Saturday, May 8, 2010

Womb Ghosts (2010)

The Hong Kong Police is puzzled. How can a female inmate of a mental institution (Chrissie Chau) get repeatedly pregnant and lose her child always on the same lunar date when their DNA tests have made quite clear that nobody who comes in contact with her can be the father? And why have all the stillbirths exactly the same DNA?

The film will explain all in a long and complicated flashback sequence with undeclared flashbacks inside of the flashbacks for maximum confusion.

Turns out that the woman's name is Zoe, and that she was once working as a hospital nurse. There, she had ample opportunity to have an affair with the young, nasty doctor Joseph (Chris Lai) who just happens to be married. Joseph is the careful type of arsehole and gives Zoe her contraceptive shots himself, so that nothing can disturb his comfortable life with Zoe on one hand and his wife Winnie (Koni Lui), who just happens to be the one who paid for his studies, on the other. Of course, whatever he may wish for, there will be pregnancies in his future.

In a not very related side plot, the film shows the misadventures of Zoe's father Lok (Lam Suet). Lok runs an interesting kind of scam, using the ghost of a dead baby to spy on people seeking his help as a fortune teller. With his special ghostly assistant, his advice looks quite a lot more useful than it actually is. Still, he is not satisfied with the performance of the ghost. Would you believe that the damn thing doesn't even eat the placentas Lok buys from Zoe without a good whipping!?

Lok's experience with ghosts comes in less handy than you would think when Zoe suddenly gets regular visits from an angry girl ghost who later proceeds to crawl into her womb.

Dennis Law's Womb Ghost is a rather confusing film. While the plot will make sense (well, more or less) in the end, the way Law throws random flashbacks and flashbacks inside of flashbacks around sabotages the film as a narrative, even for a viewer who is as little plot-oriented as I am.

The film's also not playing fair with its own time line, to be better able to surprise its viewers with one or two plot twists it couldn't use otherwise. Of course, lying to one's audience only works under certain, artfully constructed circumstances or will just get annoying at best, infuriating at worst. In Womb Ghosts' case, Law's disregard for the trust between audience and director mostly adds to the confusion of the narrative; to produce a worse effect, the film's plot or characters would have to be a bit more interesting than they actually are.

That's not even the last problematic aspect of the film's script. There's also the fact that there just isn't much of import happening during the course of the film. The melodramatic scenes plainly don't work, and you could cut out the whole side plot concerning Lam Suet without doing the main plot line any harm. Then, of course, the film would only be fifty minutes long.

Ironically, Lam Suet's superfluous scenes are also the most interesting and effective of the film.
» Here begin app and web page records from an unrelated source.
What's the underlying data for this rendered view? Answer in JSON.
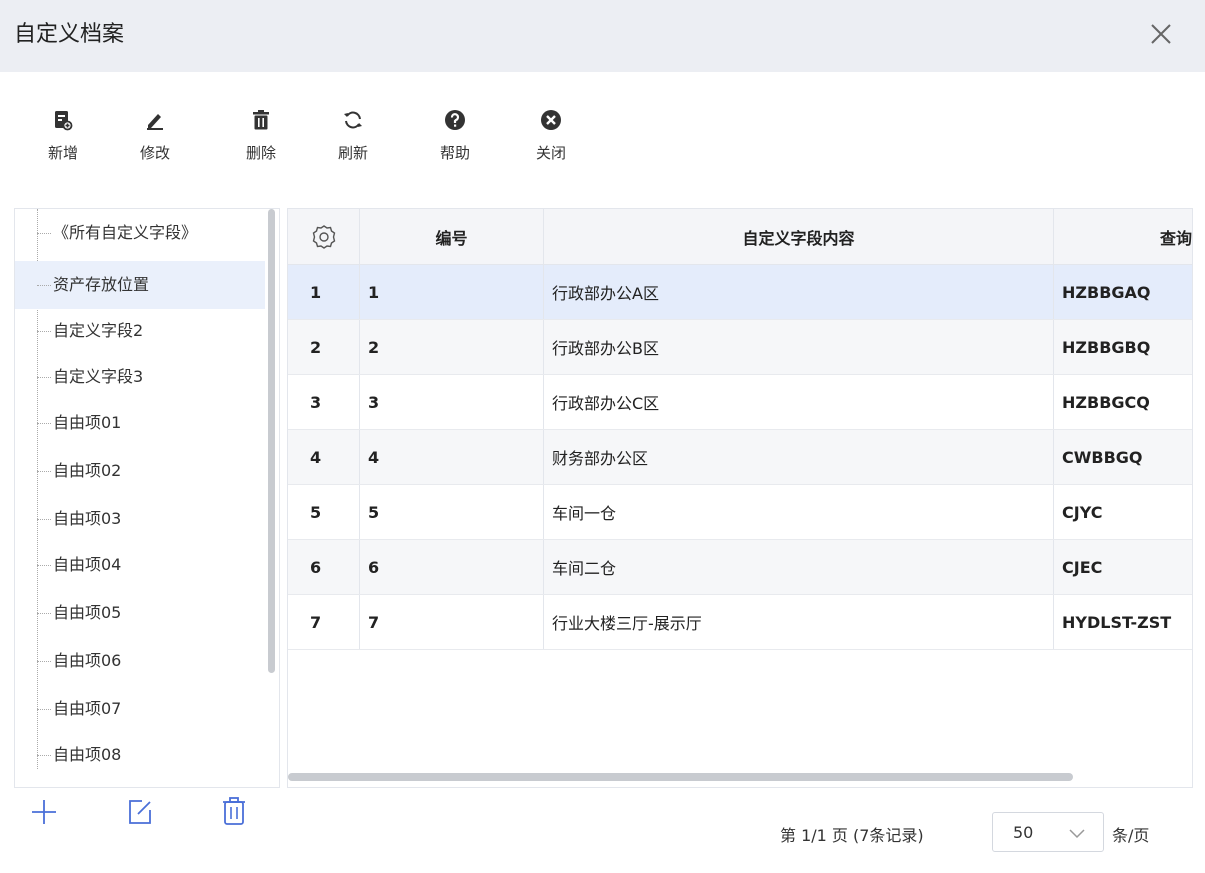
{
  "window": {
    "title": "自定义档案"
  },
  "toolbar": {
    "new": "新增",
    "edit": "修改",
    "delete": "删除",
    "refresh": "刷新",
    "help": "帮助",
    "close": "关闭"
  },
  "tree": {
    "items": [
      "《所有自定义字段》",
      "资产存放位置",
      "自定义字段2",
      "自定义字段3",
      "自由项01",
      "自由项02",
      "自由项03",
      "自由项04",
      "自由项05",
      "自由项06",
      "自由项07",
      "自由项08"
    ],
    "selected_index": 1
  },
  "grid": {
    "columns": {
      "code": "编号",
      "content": "自定义字段内容",
      "query": "查询"
    },
    "rows": [
      {
        "idx": "1",
        "code": "1",
        "content": "行政部办公A区",
        "query": "HZBBGAQ"
      },
      {
        "idx": "2",
        "code": "2",
        "content": "行政部办公B区",
        "query": "HZBBGBQ"
      },
      {
        "idx": "3",
        "code": "3",
        "content": "行政部办公C区",
        "query": "HZBBGCQ"
      },
      {
        "idx": "4",
        "code": "4",
        "content": "财务部办公区",
        "query": "CWBBGQ"
      },
      {
        "idx": "5",
        "code": "5",
        "content": "车间一仓",
        "query": "CJYC"
      },
      {
        "idx": "6",
        "code": "6",
        "content": "车间二仓",
        "query": "CJEC"
      },
      {
        "idx": "7",
        "code": "7",
        "content": "行业大楼三厅-展示厅",
        "query": "HYDLST-ZST"
      }
    ],
    "selected_index": 0
  },
  "pager": {
    "info": "第 1/1 页 (7条记录)",
    "page_size": "50",
    "unit": "条/页"
  },
  "colors": {
    "accent": "#e4ecfb",
    "titlebar": "#eceef3"
  }
}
This is mainly thanks to the actor's visible joy in hamming it up and the fact that the film has some of its best Hong Kong horror moments when he is on screen. It's been a while since I have seen a film from Hong Kong going this excitedly for the gross-out and the breaking of taboos, with icky things having to do with dead babies, a child-whipping scene and a few other bits and bobs bound to make the viewer decidedly uncomfortable.
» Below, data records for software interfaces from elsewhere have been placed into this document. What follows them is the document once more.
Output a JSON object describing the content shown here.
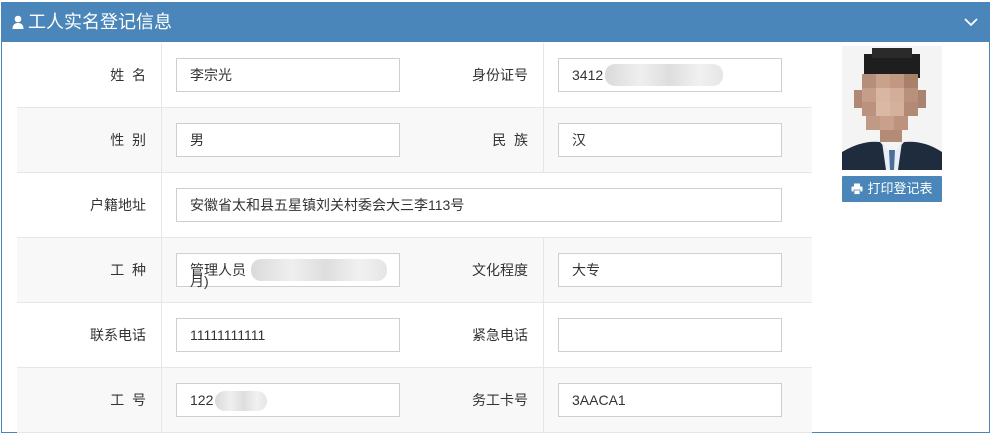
{
  "header": {
    "title": "工人实名登记信息",
    "icon": "user-icon",
    "toggle_icon": "chevron-down-icon"
  },
  "form": {
    "name_label": "姓  名",
    "name_value": "李宗光",
    "id_label": "身份证号",
    "id_value": "3412",
    "gender_label": "性  别",
    "gender_value": "男",
    "ethnicity_label": "民  族",
    "ethnicity_value": "汉",
    "address_label": "户籍地址",
    "address_value": "安徽省太和县五星镇刘关村委会大三李113号",
    "job_label": "工  种",
    "job_value": "管理人员",
    "job_value_overflow": "月)",
    "education_label": "文化程度",
    "education_value": "大专",
    "phone_label": "联系电话",
    "phone_value": "11111111111",
    "emergency_label": "紧急电话",
    "emergency_value": "",
    "worker_no_label": "工  号",
    "worker_no_value": "122",
    "card_no_label": "务工卡号",
    "card_no_value": "3AACA1"
  },
  "actions": {
    "print_label": "打印登记表",
    "print_icon": "printer-icon"
  },
  "colors": {
    "header_bg": "#4a86b9",
    "button_bg": "#4a86b9",
    "row_alt": "#f8f8f8"
  }
}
Alas, I was also feeling quite uncomfortable with the performances of the rest of the cast. While they aren't exactly bad, they are very obviously models at the very beginning of a new acting career; certainly nice to look at and trying to act, but not yet at a point where they can rescue an unfocused mess of a script like this one.

I'm glad when a Hong Kong movie is still trying to go to the nasty places that made me fall in love with HK horror, but I'm not too sure that bad taste foetus stuff is enough to recommend a movie.



Pauline said...

Wait a minute. Is this your little tribute to those of us celebrating Mothers' Day across the pond? You are wacky, my friend.

houseinrlyeh said...

Never let it be said I'm not topical.